▶ _Task to complete_
The response should contain only those lines of the entries below that include the string "Görüntülenme".

Items listed in a dataset
- Opening Delimiter -

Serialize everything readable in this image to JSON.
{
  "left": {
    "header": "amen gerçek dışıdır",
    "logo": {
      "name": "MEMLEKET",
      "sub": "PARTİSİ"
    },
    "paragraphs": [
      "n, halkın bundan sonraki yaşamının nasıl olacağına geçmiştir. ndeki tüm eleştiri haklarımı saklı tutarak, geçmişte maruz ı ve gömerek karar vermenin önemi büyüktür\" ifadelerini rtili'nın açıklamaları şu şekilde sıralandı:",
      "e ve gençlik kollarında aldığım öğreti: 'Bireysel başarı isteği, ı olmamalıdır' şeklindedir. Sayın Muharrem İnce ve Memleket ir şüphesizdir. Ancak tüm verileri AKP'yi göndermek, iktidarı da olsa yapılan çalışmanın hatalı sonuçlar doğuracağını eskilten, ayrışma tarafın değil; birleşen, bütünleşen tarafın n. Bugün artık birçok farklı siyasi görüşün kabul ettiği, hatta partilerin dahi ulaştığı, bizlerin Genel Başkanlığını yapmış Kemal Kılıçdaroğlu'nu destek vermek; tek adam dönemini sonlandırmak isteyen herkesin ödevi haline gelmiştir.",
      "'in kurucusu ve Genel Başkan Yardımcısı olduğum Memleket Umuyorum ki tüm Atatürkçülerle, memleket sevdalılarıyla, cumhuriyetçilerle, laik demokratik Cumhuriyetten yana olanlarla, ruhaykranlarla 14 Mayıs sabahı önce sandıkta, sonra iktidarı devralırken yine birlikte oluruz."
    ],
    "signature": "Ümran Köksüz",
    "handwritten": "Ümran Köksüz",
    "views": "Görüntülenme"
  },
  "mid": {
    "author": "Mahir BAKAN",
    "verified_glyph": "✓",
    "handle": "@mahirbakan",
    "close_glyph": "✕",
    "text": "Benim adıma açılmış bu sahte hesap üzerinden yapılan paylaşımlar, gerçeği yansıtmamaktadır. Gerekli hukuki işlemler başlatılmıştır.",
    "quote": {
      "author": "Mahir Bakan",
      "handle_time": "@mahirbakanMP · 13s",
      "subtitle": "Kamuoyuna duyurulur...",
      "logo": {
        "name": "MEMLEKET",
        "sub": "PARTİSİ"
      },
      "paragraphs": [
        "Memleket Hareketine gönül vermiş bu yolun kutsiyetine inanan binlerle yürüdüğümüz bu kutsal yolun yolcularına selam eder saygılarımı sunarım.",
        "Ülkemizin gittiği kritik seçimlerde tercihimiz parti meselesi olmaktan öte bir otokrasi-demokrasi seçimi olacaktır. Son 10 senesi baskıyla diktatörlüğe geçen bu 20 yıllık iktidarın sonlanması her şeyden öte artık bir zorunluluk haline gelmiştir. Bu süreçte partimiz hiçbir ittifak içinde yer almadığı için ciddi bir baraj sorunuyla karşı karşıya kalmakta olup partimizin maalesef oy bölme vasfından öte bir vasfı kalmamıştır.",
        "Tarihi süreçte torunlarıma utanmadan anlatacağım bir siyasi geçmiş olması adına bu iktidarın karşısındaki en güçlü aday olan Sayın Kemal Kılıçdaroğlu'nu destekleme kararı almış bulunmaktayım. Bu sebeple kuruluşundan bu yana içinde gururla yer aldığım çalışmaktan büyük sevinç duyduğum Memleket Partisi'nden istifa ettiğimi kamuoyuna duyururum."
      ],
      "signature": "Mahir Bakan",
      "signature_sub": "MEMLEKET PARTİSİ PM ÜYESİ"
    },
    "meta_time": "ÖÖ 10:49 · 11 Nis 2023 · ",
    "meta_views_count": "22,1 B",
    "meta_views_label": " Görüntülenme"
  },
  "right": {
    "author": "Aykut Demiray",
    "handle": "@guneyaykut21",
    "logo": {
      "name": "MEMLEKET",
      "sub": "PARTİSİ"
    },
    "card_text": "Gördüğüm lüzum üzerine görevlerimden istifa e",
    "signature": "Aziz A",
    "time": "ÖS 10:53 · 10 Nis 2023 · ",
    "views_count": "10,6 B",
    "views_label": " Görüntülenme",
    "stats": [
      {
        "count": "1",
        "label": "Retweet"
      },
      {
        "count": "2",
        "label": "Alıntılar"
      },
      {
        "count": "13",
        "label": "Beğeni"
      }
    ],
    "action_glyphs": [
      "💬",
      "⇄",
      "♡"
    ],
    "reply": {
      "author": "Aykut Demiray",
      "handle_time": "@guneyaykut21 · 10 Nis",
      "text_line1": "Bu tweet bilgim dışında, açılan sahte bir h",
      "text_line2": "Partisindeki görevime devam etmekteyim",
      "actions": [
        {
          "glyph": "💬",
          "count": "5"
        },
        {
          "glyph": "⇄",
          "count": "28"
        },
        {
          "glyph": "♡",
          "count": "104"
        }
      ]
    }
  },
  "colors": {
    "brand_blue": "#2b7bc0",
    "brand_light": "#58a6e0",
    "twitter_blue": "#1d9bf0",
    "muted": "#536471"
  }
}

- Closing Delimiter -

▶ _Result of the exercise_
    "views": "Görüntülenme"
    "meta_views_label": " Görüntülenme"
    "views_label": " Görüntülenme",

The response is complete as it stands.